To demonstrate a financial hardship you must first list your income and your assets.  Assets include cash, bank accounts, annuities, stocks, bonds, and other assets that you can easily convert into cash.  Then you must provide the total value of your assets.

The next step is to itemize your total monthly expenses and liabilities.  Expenses include monthly bills and payments.  Be sure to include documentation and evidence of your bills, assets, and income.  Examples of expenses include but are not limited to:



Child Care

Elder Care





Credit Card Payments

Commuting Expenses

Medical Payments

School Payments

What other information will you need to provide?

You will need to include your full name.  If you have more than 1 last name include both names separated by a hyphen in the space marked “family name”.  Then list any other names used including maiden names.

If applicable you will also need to provide your Alien Registration Number (A- Number).  In addition, you will need to provide your date of birth, marital status, USCIS Account Number and Social Security Number in any.

The next step is to list the name, A-number and relationship to you of every person you are requesting a fee waiver for.  Then list the different forms for whom you and your family want to be waived.

You will also need to provide Contact information for yourself and the family members you are applying for, including relevant phone numbers and email addresses.  Then you and each family member making a request must sign and date the Form I-912 Request for Fee Waiver.

What should you do if you have additional information that will not fit on the Form I-912 Request for Fee Waiver?

If you have additional information that will not fit on the Form I-912 Request for fee waiver there is a space provided in Part II of the application.  If that is still not enough space you can make multiple copies of Part II and attach them to the Form I-912 Request for Fee Waiver.  Make Sure you file your I-912 Request for Fee Waiver properly and completely.  You may want to consult an immigration attorneys located in Springfield VA, only minutes from Alexandria, Falls Church and Annandale to make sure that your I-912 and other petitions are filed correctly.

What should you do if you used an interpreter?

If you had an interpreter help you or any of your family members fill out the Form I-912 Request for fee waiver you need to disclose that information.  Form I-912 Request for Fee Waiver requires their name, address, and signature.  They must then attest that they are fluent in both English and the language that they are translating the form into for you or your family member.

Is there a Filing fee for Form I-912 Request for Fee Waiver?

There is no filing fee for Form I-912 Request for Fee Waiver.

Where should you file Form I-912 Fee Waiver Request for Fee Waiver?

The filing location depends on what form you are requesting to have the fees waived for. Form I-912 Request for fee waiver should be filed at the same location the form you are requesting the fee waiver for is filed. If you

How will I know if the fee has been waived?

The USCIS will notify you by mail if your fees have been waived.

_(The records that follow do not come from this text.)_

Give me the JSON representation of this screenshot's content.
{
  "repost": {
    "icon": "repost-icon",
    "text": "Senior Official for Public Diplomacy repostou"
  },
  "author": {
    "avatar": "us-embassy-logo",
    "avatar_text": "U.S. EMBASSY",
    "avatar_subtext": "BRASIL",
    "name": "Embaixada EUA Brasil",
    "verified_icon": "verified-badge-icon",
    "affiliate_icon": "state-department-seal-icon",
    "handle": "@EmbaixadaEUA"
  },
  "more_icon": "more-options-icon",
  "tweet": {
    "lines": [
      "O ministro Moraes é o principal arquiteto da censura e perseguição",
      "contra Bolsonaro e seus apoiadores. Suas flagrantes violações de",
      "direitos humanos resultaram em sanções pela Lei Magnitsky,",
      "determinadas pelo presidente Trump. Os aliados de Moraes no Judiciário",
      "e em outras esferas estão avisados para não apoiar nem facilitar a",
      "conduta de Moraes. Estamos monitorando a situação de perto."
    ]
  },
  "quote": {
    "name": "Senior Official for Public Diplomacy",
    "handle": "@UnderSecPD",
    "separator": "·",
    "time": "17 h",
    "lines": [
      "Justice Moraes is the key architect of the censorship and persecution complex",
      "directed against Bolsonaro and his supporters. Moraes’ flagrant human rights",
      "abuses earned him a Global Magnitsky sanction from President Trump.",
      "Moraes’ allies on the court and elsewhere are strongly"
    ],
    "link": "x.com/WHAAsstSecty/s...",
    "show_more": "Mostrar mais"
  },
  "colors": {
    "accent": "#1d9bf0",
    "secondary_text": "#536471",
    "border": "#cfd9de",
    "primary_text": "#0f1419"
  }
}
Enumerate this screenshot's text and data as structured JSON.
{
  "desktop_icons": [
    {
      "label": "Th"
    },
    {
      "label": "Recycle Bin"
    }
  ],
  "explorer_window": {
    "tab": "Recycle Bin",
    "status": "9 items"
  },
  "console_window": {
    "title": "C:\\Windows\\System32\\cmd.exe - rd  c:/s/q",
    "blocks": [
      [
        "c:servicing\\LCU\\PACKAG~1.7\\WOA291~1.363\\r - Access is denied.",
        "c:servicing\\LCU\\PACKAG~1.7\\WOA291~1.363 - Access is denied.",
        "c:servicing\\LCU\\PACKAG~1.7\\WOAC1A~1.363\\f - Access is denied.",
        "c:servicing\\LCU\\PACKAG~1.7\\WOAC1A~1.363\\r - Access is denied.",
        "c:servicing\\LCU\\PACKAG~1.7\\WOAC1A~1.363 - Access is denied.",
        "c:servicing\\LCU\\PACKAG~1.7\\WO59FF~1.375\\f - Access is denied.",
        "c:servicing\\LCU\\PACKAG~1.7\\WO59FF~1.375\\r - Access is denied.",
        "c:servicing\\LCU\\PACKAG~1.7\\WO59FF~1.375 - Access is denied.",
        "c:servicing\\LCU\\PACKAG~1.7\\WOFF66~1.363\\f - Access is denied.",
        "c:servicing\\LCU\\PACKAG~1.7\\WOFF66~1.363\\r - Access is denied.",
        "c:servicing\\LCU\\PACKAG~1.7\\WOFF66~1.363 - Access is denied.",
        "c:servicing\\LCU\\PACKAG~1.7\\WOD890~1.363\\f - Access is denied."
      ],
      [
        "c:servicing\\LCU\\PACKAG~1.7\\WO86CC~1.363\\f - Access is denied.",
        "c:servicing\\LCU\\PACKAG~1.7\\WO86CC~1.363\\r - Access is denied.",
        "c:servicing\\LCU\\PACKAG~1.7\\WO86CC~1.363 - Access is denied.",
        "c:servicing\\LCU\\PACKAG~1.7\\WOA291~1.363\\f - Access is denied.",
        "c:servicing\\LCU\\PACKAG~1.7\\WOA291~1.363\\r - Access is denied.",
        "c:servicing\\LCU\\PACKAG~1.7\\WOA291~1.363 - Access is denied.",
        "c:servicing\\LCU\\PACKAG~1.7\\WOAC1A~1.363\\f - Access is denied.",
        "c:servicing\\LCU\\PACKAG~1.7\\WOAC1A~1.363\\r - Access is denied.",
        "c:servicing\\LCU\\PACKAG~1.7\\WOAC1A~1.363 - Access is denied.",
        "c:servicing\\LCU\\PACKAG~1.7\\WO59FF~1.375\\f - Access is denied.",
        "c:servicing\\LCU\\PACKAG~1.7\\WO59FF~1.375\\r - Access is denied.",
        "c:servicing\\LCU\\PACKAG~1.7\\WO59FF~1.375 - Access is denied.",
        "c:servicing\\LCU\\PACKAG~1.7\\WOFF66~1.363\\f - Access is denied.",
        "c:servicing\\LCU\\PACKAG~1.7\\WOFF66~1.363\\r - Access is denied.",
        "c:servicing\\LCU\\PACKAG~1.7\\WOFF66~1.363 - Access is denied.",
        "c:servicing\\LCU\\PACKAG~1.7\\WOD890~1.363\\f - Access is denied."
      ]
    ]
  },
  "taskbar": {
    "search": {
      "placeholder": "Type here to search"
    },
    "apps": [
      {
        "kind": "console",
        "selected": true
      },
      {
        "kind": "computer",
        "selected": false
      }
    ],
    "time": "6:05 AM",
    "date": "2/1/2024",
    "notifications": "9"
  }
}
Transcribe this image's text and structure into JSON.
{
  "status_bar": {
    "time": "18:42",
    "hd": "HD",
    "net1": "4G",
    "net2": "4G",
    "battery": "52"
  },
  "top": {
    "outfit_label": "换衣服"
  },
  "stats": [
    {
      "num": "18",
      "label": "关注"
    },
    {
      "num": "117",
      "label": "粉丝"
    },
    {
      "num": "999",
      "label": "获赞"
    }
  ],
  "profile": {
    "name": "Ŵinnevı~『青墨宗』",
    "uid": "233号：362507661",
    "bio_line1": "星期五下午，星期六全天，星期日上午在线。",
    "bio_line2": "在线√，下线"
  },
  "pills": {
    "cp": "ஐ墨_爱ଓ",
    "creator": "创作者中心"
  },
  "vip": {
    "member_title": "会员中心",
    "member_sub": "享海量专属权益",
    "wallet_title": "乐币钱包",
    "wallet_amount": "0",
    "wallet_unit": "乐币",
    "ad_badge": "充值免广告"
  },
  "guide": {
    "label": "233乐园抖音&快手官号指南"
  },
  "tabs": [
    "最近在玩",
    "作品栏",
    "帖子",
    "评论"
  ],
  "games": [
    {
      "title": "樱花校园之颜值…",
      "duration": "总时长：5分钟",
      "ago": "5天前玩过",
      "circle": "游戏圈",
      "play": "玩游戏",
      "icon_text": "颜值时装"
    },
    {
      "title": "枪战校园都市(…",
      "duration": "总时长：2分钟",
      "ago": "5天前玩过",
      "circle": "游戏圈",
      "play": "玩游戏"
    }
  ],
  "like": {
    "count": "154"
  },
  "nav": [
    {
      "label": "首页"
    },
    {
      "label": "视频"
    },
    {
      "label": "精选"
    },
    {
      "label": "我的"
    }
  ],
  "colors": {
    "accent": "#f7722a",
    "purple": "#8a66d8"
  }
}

What other general instructions are there for filing Form I-912?

Type or print all of the information legibly in black ink.  If a question or section does not apply write “N/A” in the space provided instead of leaving it blank.  All Form I-912 Request for fee waiver must be properly signed. The signature must be handwritten not typed or stamped.  A parent or legal guardian may sign on behalf of a person 14 years old or younger or a mentally incompetent person.

Are copies of supporting documents acceptable?

Copies of documents are usually acceptable. If an original document is required the USCIS will request it.  If you submit an original document that was not specifically requested it may not be returned to you.

Are Translations of foreign documents required?

You must submit an English translation along with any document written in a foreign language.  The translator must sign a certification that the translation is accurate and that they are competent to perform the translation into English.

If you have any questions concerning filing a Form I-912 Request for fee waiver you can call the USCIS.

Link to Form-912 Request for Fee Waiver